• Kidney disorders and kidney failure often manifest as anemia in their early stages.
• Certain fatal diseases such as HIV/AIDS, cancer, Crohn’s disease, and other inflammatory diseases such as rheumatoid arthritis may affect your body’s potency to produce healthy red blood cells, thus leading to chronic anemia.
• Aplastic anemia and other autoimmune disorders may result in lower levels of white and red blood cells and platelets, which help to clot the blood.
• Cancer of the bone marrow and different types of cancer such as leukemia or tumors may obstruct the body from producing cancer and disease fighting red blood cells. In some cases, it may dangerously shut down all blood making process with fatal consequences.
• In some cases, red blood cells are destroyed before newer blood cells can replace them leading to a condition called hemolytic anemia. Autoimmune disorders and even certain medications may fight your body’s own red blood cells destroying them.

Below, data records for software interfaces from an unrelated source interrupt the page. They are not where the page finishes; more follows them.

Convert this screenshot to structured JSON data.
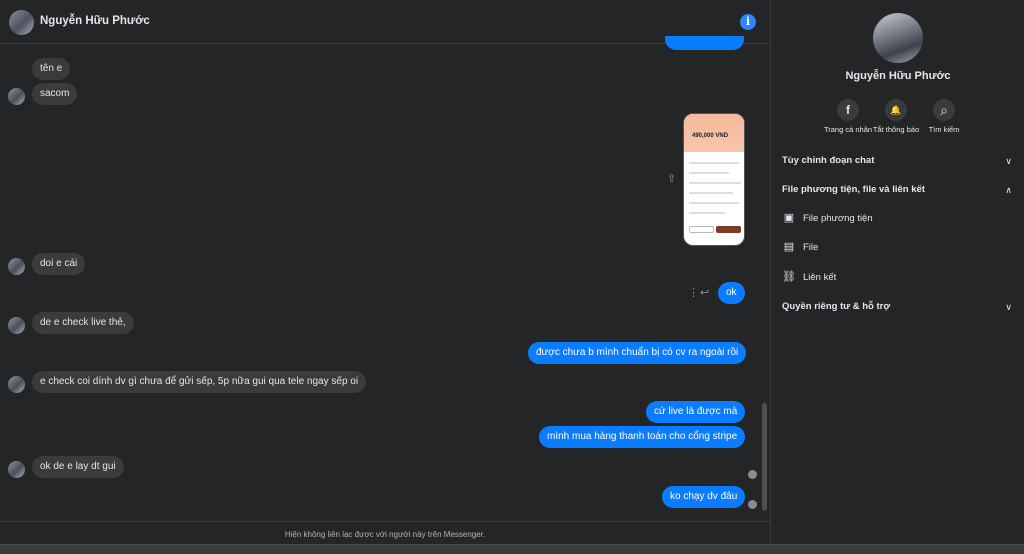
{
  "header": {
    "name": "Nguyễn Hữu Phước",
    "info_icon": "i"
  },
  "messages": {
    "m1": "tên e",
    "m2": "sacom",
    "m3": "doi e cái",
    "m4": "ok",
    "m5": "de e check live thẻ,",
    "m6": "được chưa b mình chuẩn bị có cv ra ngoài rồi",
    "m7": "e check coi dính dv gì chưa để gửi sếp, 5p nữa gui qua tele ngay sếp oi",
    "m8": "cứ live là được mà",
    "m9": "mình mua hàng thanh toán cho cổng stripe",
    "m10": "ok de e lay dt gui",
    "m11": "ko chạy dv đâu"
  },
  "attachment": {
    "price": "490,000 VND"
  },
  "footer": {
    "text": "Hiện không liên lạc được với người này trên Messenger."
  },
  "sidebar": {
    "name": "Nguyễn Hữu Phước",
    "actions": [
      {
        "label": "Trang cá nhân",
        "icon": "facebook-icon",
        "glyph": "f"
      },
      {
        "label": "Tắt thông báo",
        "icon": "bell-icon",
        "glyph": "🔔"
      },
      {
        "label": "Tìm kiếm",
        "icon": "search-icon",
        "glyph": "⌕"
      }
    ],
    "sections": {
      "customize": "Tùy chỉnh đoạn chat",
      "media": "File phương tiện, file và liên kết",
      "privacy": "Quyền riêng tư & hỗ trợ"
    },
    "media_items": {
      "media": "File phương tiện",
      "file": "File",
      "link": "Liên kết"
    }
  },
  "colors": {
    "accent": "#0a7cff",
    "background": "#242526",
    "bubble_in": "#3a3b3c"
  }
}
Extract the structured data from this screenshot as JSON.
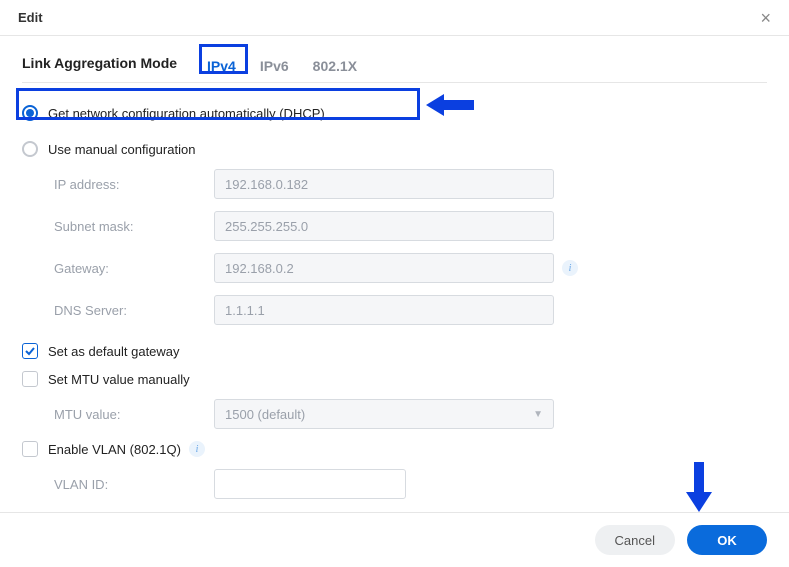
{
  "dialog": {
    "title": "Edit"
  },
  "tabs": {
    "leading_label": "Link Aggregation Mode",
    "items": [
      "IPv4",
      "IPv6",
      "802.1X"
    ],
    "active_index": 0
  },
  "config_mode": {
    "auto_label": "Get network configuration automatically (DHCP)",
    "manual_label": "Use manual configuration",
    "selected": "auto"
  },
  "fields": {
    "ip_label": "IP address:",
    "ip_value": "192.168.0.182",
    "subnet_label": "Subnet mask:",
    "subnet_value": "255.255.255.0",
    "gateway_label": "Gateway:",
    "gateway_value": "192.168.0.2",
    "dns_label": "DNS Server:",
    "dns_value": "1.1.1.1"
  },
  "toggles": {
    "default_gw_label": "Set as default gateway",
    "default_gw_checked": true,
    "mtu_manual_label": "Set MTU value manually",
    "mtu_manual_checked": false,
    "mtu_value_label": "MTU value:",
    "mtu_value_selected": "1500 (default)",
    "vlan_enable_label": "Enable VLAN (802.1Q)",
    "vlan_enable_checked": false,
    "vlan_id_label": "VLAN ID:",
    "vlan_id_value": ""
  },
  "footer": {
    "cancel_label": "Cancel",
    "ok_label": "OK"
  },
  "annotation_color": "#0b3fe0"
}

• Sickle cell anemia has been diagnosed as an inherited disease. The red blood cells taken on an abnormal semi circle (or sickle) shape and die prematurely lowering the red blood cells in the body.
• Mutant and defective hemoglobin are also responsible for conditions such as thalassemia.
• Anemia causes in men may follow any of the above-mentioned causes, while women are at a greater risk of anemia during pregnancy, menstruation and menopause. Anaemia causes in men may relate to the abuse of alcohol, which is an iron absorption inhibitor.
• A vegetarian diet low in iron, proteins, vitamins, and other essential minerals may also cause anemia. Your doctor may recommend the intake of vital supplements to cancel the risk of anemia in vegetarians or vegans. Poor diet in general is a major cause of anemia. Young children, older individuals, sick or convalescing patients, pregnant or menstruating women must pay careful attention to an anemia diet plan.
Anemia diet plan: Before you follow an anemia diet plan, consult your doctor about your anemia symptoms and causes. Anemia treatment may require medication and intake of supplements, depending on the specific cause or disease. However, you may be able to prevent anemia through a healthy diet and lifestyle. Consume foods that are rich sources of iron. Beef and other meats provide plenty of protein and iron. If you follow a vegetarian diet, ensure that it contains iron rich foods such as dried beans, various lentils, nut and nut butter or oil, dry fruits such as walnuts, almonds, and pecans, and dark leafy vegetables. Your doctor may also recommend that you consume iron fortified cereals and other products.
Vitamin B 12 found in meat and diary products, folates in citrus juices and fruits such as orange, cantaloupe, strawberries, grapefruit and banana, and vitamin C from melons and berries are all essential for an anemia diet plan to succeed. In some cases, it may be essential to consume iron or vitamin supplements. However, talk to your doctor about the need for supplements, their daily intake requirements, and any side effects. While a genetic cause for anemia maybe difficult to prevent, common causes such as iron and vitamin deficiency maybe addressed through a well balanced diet.